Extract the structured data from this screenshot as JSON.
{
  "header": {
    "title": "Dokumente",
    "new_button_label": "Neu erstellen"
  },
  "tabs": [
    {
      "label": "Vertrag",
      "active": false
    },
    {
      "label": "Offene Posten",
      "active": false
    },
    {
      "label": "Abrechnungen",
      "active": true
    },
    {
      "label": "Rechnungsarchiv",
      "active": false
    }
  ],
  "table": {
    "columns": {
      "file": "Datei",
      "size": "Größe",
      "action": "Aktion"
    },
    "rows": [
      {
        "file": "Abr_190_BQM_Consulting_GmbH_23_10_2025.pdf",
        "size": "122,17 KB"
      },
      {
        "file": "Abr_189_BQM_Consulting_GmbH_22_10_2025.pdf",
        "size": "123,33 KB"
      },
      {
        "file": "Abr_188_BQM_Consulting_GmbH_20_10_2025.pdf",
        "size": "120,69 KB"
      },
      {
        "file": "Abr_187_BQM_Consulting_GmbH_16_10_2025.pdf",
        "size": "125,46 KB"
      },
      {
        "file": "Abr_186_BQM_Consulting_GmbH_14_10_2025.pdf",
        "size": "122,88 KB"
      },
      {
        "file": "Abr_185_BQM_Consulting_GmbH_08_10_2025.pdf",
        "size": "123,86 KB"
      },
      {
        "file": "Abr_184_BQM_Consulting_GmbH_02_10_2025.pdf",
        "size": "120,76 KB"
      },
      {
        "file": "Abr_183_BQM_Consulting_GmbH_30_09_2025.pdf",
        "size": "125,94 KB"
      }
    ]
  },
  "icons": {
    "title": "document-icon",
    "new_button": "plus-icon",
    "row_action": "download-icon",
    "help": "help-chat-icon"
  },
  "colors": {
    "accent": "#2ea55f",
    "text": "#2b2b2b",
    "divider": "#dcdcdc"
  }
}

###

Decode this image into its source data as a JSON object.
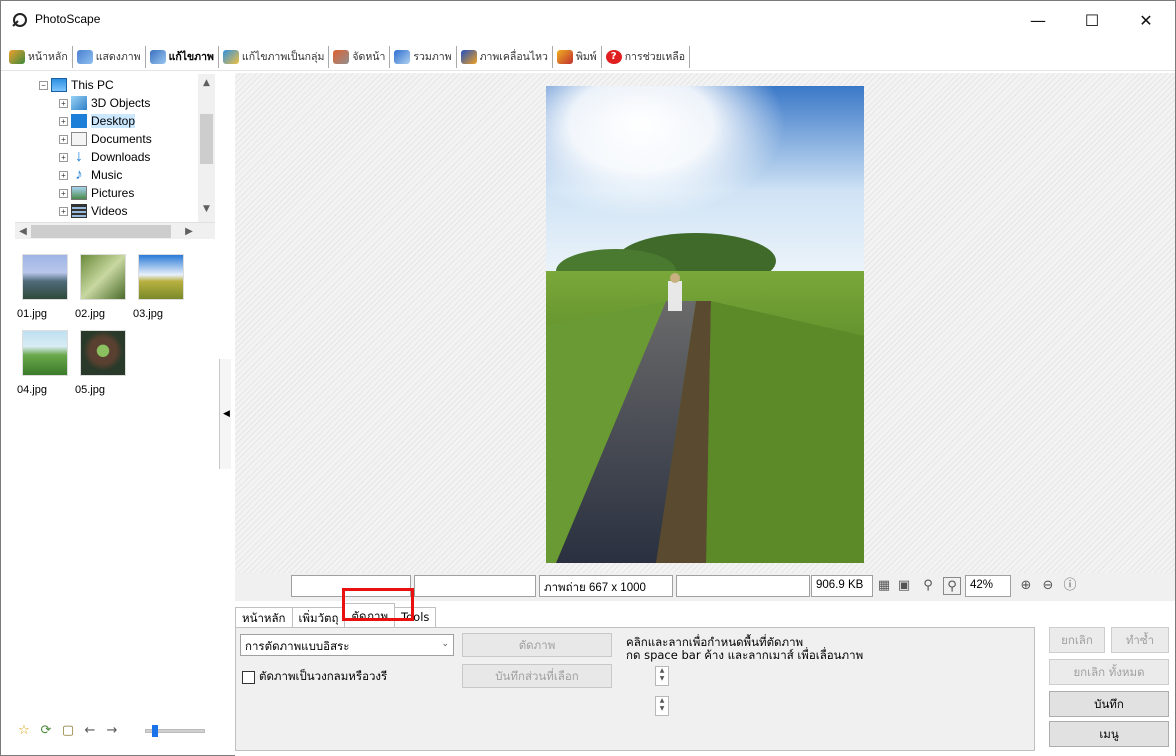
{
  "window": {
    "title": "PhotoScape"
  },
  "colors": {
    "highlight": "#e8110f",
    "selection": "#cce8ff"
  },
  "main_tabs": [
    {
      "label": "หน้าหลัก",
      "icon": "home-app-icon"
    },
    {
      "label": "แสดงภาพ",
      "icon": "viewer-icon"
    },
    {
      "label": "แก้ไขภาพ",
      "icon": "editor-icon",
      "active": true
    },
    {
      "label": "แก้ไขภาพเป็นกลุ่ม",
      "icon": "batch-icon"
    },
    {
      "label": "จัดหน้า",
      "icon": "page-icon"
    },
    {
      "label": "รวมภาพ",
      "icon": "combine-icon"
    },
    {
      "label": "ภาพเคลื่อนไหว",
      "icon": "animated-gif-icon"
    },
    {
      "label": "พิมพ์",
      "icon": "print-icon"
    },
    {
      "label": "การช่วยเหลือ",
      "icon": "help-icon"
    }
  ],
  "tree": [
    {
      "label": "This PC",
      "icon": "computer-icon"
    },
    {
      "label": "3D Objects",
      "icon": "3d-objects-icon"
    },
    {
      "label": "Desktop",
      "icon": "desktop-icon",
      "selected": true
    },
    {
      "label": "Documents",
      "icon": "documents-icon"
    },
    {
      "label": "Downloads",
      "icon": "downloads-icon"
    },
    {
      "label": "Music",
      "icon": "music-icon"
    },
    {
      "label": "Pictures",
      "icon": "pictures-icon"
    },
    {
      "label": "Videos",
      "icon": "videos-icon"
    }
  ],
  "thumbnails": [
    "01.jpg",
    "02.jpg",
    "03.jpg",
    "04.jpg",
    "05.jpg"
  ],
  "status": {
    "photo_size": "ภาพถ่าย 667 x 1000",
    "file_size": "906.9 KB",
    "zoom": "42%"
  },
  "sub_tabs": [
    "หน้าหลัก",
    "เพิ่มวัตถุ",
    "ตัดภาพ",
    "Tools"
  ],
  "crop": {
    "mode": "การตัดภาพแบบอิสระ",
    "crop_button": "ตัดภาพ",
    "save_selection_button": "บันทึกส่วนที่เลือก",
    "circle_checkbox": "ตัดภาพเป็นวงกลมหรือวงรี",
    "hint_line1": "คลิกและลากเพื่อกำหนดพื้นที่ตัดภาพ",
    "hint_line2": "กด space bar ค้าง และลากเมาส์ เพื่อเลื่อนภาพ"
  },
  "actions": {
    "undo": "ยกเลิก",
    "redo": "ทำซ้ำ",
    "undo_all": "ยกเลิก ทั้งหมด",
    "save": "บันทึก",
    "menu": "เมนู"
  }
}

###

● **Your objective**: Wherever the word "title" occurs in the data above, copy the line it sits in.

● **Solution for this problem**:
    "title": "Dokumente",
    "title": "document-icon",
    "title": "PhotoScape"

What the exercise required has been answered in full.